For teachers to be successful in this strand, they would be best off with problem-based learning (PBL), using problems of varying degrees of open-endedness. This would be done for all or most lesson on the way to this one. PBL should be in the “Action” part of the 3-part lesson. Each lesson should not go without a consolidation phase (Ministry, 2010), where students share and explain their work, while answering questions.

Another aspect of geometry is covered by another video I did, one on quadrilaterals, with the question being: “Is it always true that midpoints on a quadrilateral make a parallellogram?” To see the answer, you have to accept rectangles and squares as special cases of parallellograms:

Bibliography/Resources

Aslan-Tutak, Fatma, and Thomasenia Adams. “A Study Of Geometry Content Knowledge Of Elementary Preservice Teachers.” International Electronic Journal Of Elementary Education, vol 7, no. 3, 2017, pp. 301-318.

Cochran, Kathryn (1997). Pedagogical Content Knowledge: Teachers’ Integration of Subject Matter, Pedagogy, Students, and Learning Environments [online] Available at: https://www.narst.org/publications/research/pck.cfm [Accessed 24 Jul. 2017].
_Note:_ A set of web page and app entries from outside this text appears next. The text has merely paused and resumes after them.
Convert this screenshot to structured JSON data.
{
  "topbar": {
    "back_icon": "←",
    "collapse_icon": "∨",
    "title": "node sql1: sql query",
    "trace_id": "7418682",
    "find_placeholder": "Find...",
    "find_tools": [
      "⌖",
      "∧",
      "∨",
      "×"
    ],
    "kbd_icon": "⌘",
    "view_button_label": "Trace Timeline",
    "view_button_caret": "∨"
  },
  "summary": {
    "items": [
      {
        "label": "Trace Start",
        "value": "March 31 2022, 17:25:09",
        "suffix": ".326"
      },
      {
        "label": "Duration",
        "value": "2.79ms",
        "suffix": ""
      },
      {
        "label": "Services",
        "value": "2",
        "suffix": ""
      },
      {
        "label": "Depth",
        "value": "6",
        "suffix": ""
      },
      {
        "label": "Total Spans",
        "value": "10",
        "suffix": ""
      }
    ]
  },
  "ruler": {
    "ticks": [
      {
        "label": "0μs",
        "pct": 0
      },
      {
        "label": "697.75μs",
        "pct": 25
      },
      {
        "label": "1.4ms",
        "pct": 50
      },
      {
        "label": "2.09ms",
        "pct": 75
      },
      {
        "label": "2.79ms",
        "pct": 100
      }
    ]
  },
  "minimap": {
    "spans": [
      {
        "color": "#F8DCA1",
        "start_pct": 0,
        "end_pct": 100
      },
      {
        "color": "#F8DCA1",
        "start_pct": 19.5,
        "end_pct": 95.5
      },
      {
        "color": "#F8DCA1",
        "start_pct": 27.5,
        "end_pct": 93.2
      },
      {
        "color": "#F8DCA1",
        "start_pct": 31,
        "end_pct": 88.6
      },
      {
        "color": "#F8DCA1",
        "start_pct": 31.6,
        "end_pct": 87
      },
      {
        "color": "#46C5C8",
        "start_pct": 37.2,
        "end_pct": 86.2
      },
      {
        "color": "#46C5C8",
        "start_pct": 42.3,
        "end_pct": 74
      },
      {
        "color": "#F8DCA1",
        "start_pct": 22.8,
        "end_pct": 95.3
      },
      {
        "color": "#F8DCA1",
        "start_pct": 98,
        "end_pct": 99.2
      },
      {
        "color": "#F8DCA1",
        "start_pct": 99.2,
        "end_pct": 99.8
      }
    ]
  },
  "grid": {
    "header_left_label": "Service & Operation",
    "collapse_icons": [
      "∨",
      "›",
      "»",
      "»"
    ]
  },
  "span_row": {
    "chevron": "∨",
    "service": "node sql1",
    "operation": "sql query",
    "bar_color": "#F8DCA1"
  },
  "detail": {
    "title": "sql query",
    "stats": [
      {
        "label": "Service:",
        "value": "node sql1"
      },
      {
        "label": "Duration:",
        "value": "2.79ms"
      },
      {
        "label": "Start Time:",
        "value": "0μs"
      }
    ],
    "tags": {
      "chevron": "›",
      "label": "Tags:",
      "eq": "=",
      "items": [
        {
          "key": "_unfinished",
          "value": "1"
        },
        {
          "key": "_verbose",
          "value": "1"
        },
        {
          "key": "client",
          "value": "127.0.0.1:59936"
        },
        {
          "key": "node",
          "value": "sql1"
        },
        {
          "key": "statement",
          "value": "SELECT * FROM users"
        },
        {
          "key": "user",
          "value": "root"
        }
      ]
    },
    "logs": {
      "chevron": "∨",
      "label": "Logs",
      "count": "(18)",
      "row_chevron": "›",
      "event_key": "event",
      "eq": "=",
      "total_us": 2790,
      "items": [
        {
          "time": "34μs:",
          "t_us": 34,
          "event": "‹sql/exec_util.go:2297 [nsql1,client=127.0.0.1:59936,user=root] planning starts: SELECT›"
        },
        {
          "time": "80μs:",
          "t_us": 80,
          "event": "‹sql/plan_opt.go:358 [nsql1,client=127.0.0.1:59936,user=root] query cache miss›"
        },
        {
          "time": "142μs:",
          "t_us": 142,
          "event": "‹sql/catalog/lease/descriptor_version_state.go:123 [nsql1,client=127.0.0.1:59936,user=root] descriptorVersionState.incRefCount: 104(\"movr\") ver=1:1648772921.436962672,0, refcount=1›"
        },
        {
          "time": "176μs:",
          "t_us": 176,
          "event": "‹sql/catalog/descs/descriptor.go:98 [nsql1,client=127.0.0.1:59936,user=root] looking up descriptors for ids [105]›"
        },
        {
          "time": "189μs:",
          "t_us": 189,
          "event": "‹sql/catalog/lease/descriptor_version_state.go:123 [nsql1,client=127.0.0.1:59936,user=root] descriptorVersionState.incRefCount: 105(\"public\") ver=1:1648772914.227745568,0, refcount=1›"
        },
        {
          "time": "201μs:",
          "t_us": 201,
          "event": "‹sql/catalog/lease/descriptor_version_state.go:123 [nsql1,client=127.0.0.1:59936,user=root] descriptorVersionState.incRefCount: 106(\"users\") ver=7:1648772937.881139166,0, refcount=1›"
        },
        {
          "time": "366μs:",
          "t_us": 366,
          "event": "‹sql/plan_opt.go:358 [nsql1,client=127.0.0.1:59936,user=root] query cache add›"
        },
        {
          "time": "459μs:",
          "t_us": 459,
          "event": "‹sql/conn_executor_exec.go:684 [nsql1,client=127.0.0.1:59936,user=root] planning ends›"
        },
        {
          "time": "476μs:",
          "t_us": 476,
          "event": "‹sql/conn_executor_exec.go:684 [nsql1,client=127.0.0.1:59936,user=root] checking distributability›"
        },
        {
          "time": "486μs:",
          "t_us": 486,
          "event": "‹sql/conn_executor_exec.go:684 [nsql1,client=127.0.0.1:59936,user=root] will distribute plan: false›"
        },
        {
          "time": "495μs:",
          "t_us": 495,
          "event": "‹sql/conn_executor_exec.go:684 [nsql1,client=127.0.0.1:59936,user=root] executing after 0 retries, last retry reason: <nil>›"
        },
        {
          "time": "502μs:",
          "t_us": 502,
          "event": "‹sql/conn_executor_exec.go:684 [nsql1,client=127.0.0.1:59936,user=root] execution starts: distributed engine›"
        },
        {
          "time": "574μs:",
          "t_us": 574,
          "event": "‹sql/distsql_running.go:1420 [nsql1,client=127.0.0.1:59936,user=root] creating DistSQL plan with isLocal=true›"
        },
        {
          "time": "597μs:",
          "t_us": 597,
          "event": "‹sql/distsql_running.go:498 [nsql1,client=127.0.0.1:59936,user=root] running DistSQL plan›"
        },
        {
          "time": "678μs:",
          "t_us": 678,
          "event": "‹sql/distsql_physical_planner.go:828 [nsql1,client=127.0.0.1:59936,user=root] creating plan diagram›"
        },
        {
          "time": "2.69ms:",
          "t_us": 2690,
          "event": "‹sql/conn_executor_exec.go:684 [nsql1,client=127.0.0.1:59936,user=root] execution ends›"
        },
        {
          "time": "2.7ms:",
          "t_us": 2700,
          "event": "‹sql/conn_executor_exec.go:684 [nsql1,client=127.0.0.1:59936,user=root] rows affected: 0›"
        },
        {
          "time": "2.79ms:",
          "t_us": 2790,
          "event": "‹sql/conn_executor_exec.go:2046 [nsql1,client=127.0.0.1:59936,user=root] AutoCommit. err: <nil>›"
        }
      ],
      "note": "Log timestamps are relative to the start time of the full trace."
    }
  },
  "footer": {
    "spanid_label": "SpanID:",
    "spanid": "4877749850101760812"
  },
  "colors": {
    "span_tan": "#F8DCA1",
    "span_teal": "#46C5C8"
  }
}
Handal, Boris et al. (2013). “Technological Pedagogical Content Knowledge Of Secondary Mathematics Teachers – CITE Journal.” Citejournal.Org, http://www.citejournal.org/volume-13/issue-1-13/mathematics/technological-pedagogical-content-knowledge-of-secondary-mathematics-teachers/.

King, P. (2015). “Draw A Circle With Any Three Non-Collinear Points.” Youtube, 2015, https://youtu.be/ZdPQA6eSZD0.

King, P. (2017). “Grade 10 Academic – Is It Always True That 3 Noncollinear Points Make A Circle?” Youtube, 2017, https://www.youtube.com/watch?v=ZRoAbbhuwoU.

Ontario Ministry of Education, Office of the Secretariat. (2010). Communication in the Mathematics Classroom (Vol. 13, Capacity Building Series). Toronto, ON: Queen’s Printer.

Ontario Ministry of Education (2005).The Ontario Curriculum Grades 9 and 10 Mathematics (Revised, 2005). Toronto: Queen’s Printer, Ontario.

Price, L. F. (2005). The Biology of Risk-Taking. Educational Leadership, April(2005), 22-26. Retrieved July 22, 2017.